Activity:
Starting at the top line and ending at the last, restate the records exactly.

Page and application data records
****************
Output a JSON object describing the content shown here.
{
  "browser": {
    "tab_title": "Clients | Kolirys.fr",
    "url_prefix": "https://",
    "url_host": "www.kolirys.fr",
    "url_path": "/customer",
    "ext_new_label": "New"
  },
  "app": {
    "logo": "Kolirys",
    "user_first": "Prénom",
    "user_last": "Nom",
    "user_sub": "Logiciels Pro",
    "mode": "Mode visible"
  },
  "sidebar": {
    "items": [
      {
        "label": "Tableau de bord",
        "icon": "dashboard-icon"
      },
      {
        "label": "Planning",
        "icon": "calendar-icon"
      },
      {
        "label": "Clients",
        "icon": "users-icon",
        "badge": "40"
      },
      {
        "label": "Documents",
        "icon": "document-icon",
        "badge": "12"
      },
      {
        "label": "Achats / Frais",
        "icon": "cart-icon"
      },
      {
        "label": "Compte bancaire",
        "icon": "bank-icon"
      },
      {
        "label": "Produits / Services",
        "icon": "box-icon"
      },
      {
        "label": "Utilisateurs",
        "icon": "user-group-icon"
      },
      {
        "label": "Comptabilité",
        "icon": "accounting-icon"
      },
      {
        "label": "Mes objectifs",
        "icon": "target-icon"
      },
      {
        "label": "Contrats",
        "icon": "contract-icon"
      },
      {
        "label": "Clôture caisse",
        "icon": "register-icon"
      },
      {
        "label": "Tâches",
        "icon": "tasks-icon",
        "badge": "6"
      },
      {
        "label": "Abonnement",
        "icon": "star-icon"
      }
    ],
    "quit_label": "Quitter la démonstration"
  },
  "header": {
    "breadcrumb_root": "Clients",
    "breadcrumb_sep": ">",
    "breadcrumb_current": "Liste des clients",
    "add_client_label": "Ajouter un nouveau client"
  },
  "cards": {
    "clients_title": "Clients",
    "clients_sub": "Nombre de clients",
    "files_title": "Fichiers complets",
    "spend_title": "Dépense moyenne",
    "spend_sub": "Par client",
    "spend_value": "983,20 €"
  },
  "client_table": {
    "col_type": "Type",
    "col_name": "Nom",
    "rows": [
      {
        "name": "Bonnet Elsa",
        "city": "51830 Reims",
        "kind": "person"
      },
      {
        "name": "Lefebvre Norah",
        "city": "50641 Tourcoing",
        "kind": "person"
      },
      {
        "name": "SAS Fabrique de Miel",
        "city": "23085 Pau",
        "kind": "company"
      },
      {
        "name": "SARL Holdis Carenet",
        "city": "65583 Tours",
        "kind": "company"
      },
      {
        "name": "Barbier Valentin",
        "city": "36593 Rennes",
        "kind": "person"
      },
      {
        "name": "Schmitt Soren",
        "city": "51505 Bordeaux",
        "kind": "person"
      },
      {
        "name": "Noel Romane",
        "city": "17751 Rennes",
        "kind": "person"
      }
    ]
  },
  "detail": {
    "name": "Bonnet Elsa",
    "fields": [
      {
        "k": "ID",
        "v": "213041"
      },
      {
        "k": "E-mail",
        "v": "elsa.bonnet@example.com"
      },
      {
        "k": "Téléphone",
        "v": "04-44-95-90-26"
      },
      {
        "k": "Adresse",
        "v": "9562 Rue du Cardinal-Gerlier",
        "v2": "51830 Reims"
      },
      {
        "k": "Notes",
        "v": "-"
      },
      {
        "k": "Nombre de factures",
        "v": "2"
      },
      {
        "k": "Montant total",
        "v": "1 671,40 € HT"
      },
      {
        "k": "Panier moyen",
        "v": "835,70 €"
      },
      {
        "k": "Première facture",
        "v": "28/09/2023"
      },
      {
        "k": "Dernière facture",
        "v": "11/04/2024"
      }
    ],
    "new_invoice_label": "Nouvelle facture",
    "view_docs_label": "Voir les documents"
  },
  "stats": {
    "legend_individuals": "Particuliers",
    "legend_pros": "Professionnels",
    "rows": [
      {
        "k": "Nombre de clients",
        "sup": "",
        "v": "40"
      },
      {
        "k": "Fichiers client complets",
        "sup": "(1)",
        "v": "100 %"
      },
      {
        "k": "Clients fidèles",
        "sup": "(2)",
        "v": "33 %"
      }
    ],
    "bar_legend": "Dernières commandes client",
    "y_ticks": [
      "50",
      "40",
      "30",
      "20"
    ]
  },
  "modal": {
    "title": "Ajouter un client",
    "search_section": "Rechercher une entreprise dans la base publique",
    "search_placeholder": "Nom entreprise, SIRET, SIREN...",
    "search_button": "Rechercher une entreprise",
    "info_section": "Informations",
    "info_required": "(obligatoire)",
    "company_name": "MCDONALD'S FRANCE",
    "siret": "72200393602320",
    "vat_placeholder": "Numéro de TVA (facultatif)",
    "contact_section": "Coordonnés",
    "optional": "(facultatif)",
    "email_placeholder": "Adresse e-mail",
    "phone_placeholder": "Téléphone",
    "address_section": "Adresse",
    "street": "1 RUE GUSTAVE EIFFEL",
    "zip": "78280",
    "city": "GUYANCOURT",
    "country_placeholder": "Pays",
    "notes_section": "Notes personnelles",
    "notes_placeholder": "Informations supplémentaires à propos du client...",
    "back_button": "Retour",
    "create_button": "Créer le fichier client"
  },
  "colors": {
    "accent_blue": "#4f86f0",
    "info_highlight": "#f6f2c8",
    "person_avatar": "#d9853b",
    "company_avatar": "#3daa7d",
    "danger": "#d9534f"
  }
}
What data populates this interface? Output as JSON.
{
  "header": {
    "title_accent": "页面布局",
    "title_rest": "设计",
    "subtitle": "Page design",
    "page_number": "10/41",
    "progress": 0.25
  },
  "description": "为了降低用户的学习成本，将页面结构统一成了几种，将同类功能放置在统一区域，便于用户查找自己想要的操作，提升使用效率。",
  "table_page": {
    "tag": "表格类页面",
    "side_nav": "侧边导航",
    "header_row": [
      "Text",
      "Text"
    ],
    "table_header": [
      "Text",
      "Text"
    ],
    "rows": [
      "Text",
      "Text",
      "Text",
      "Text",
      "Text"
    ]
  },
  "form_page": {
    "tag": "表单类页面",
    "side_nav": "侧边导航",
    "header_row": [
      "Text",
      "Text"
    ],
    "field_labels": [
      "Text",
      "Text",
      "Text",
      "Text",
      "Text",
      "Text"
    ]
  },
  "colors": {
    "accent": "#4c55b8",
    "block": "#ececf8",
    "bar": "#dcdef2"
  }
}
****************
Written answer:
Output a JSON object describing the content shown here.
{
  "browser": {
    "tab_title": "Clients | Kolirys.fr",
    "url_prefix": "https://",
    "url_host": "www.kolirys.fr",
    "url_path": "/customer",
    "ext_new_label": "New"
  },
  "app": {
    "logo": "Kolirys",
    "user_first": "Prénom",
    "user_last": "Nom",
    "user_sub": "Logiciels Pro",
    "mode": "Mode visible"
  },
  "sidebar": {
    "items": [
      {
        "label": "Tableau de bord",
        "icon": "dashboard-icon"
      },
      {
        "label": "Planning",
        "icon": "calendar-icon"
      },
      {
        "label": "Clients",
        "icon": "users-icon",
        "badge": "40"
      },
      {
        "label": "Documents",
        "icon": "document-icon",
        "badge": "12"
      },
      {
        "label": "Achats / Frais",
        "icon": "cart-icon"
      },
      {
        "label": "Compte bancaire",
        "icon": "bank-icon"
      },
      {
        "label": "Produits / Services",
        "icon": "box-icon"
      },
      {
        "label": "Utilisateurs",
        "icon": "user-group-icon"
      },
      {
        "label": "Comptabilité",
        "icon": "accounting-icon"
      },
      {
        "label": "Mes objectifs",
        "icon": "target-icon"
      },
      {
        "label": "Contrats",
        "icon": "contract-icon"
      },
      {
        "label": "Clôture caisse",
        "icon": "register-icon"
      },
      {
        "label": "Tâches",
        "icon": "tasks-icon",
        "badge": "6"
      },
      {
        "label": "Abonnement",
        "icon": "star-icon"
      }
    ],
    "quit_label": "Quitter la démonstration"
  },
  "header": {
    "breadcrumb_root": "Clients",
    "breadcrumb_sep": ">",
    "breadcrumb_current": "Liste des clients",
    "add_client_label": "Ajouter un nouveau client"
  },
  "cards": {
    "clients_title": "Clients",
    "clients_sub": "Nombre de clients",
    "files_title": "Fichiers complets",
    "spend_title": "Dépense moyenne",
    "spend_sub": "Par client",
    "spend_value": "983,20 €"
  },
  "client_table": {
    "col_type": "Type",
    "col_name": "Nom",
    "rows": [
      {
        "name": "Bonnet Elsa",
        "city": "51830 Reims",
        "kind": "person"
      },
      {
        "name": "Lefebvre Norah",
        "city": "50641 Tourcoing",
        "kind": "person"
      },
      {
        "name": "SAS Fabrique de Miel",
        "city": "23085 Pau",
        "kind": "company"
      },
      {
        "name": "SARL Holdis Carenet",
        "city": "65583 Tours",
        "kind": "company"
      },
      {
        "name": "Barbier Valentin",
        "city": "36593 Rennes",
        "kind": "person"
      },
      {
        "name": "Schmitt Soren",
        "city": "51505 Bordeaux",
        "kind": "person"
      },
      {
        "name": "Noel Romane",
        "city": "17751 Rennes",
        "kind": "person"
      }
    ]
  },
  "detail": {
    "name": "Bonnet Elsa",
    "fields": [
      {
        "k": "ID",
        "v": "213041"
      },
      {
        "k": "E-mail",
        "v": "elsa.bonnet@example.com"
      },
      {
        "k": "Téléphone",
        "v": "04-44-95-90-26"
      },
      {
        "k": "Adresse",
        "v": "9562 Rue du Cardinal-Gerlier",
        "v2": "51830 Reims"
      },
      {
        "k": "Notes",
        "v": "-"
      },
      {
        "k": "Nombre de factures",
        "v": "2"
      },
      {
        "k": "Montant total",
        "v": "1 671,40 € HT"
      },
      {
        "k": "Panier moyen",
        "v": "835,70 €"
      },
      {
        "k": "Première facture",
        "v": "28/09/2023"
      },
      {
        "k": "Dernière facture",
        "v": "11/04/2024"
      }
    ],
    "new_invoice_label": "Nouvelle facture",
    "view_docs_label": "Voir les documents"
  },
  "stats": {
    "legend_individuals": "Particuliers",
    "legend_pros": "Professionnels",
    "rows": [
      {
        "k": "Nombre de clients",
        "sup": "",
        "v": "40"
      },
      {
        "k": "Fichiers client complets",
        "sup": "(1)",
        "v": "100 %"
      },
      {
        "k": "Clients fidèles",
        "sup": "(2)",
        "v": "33 %"
      }
    ],
    "bar_legend": "Dernières commandes client",
    "y_ticks": [
      "50",
      "40",
      "30",
      "20"
    ]
  },
  "modal": {
    "title": "Ajouter un client",
    "search_section": "Rechercher une entreprise dans la base publique",
    "search_placeholder": "Nom entreprise, SIRET, SIREN...",
    "search_button": "Rechercher une entreprise",
    "info_section": "Informations",
    "info_required": "(obligatoire)",
    "company_name": "MCDONALD'S FRANCE",
    "siret": "72200393602320",
    "vat_placeholder": "Numéro de TVA (facultatif)",
    "contact_section": "Coordonnés",
    "optional": "(facultatif)",
    "email_placeholder": "Adresse e-mail",
    "phone_placeholder": "Téléphone",
    "address_section": "Adresse",
    "street": "1 RUE GUSTAVE EIFFEL",
    "zip": "78280",
    "city": "GUYANCOURT",
    "country_placeholder": "Pays",
    "notes_section": "Notes personnelles",
    "notes_placeholder": "Informations supplémentaires à propos du client...",
    "back_button": "Retour",
    "create_button": "Créer le fichier client"
  },
  "colors": {
    "accent_blue": "#4f86f0",
    "info_highlight": "#f6f2c8",
    "person_avatar": "#d9853b",
    "company_avatar": "#3daa7d",
    "danger": "#d9534f"
  }
}
What data populates this interface? Output as JSON.
{
  "header": {
    "title_accent": "页面布局",
    "title_rest": "设计",
    "subtitle": "Page design",
    "page_number": "10/41",
    "progress": 0.25
  },
  "description": "为了降低用户的学习成本，将页面结构统一成了几种，将同类功能放置在统一区域，便于用户查找自己想要的操作，提升使用效率。",
  "table_page": {
    "tag": "表格类页面",
    "side_nav": "侧边导航",
    "header_row": [
      "Text",
      "Text"
    ],
    "table_header": [
      "Text",
      "Text"
    ],
    "rows": [
      "Text",
      "Text",
      "Text",
      "Text",
      "Text"
    ]
  },
  "form_page": {
    "tag": "表单类页面",
    "side_nav": "侧边导航",
    "header_row": [
      "Text",
      "Text"
    ],
    "field_labels": [
      "Text",
      "Text",
      "Text",
      "Text",
      "Text",
      "Text"
    ]
  },
  "colors": {
    "accent": "#4c55b8",
    "block": "#ececf8",
    "bar": "#dcdef2"
  }
}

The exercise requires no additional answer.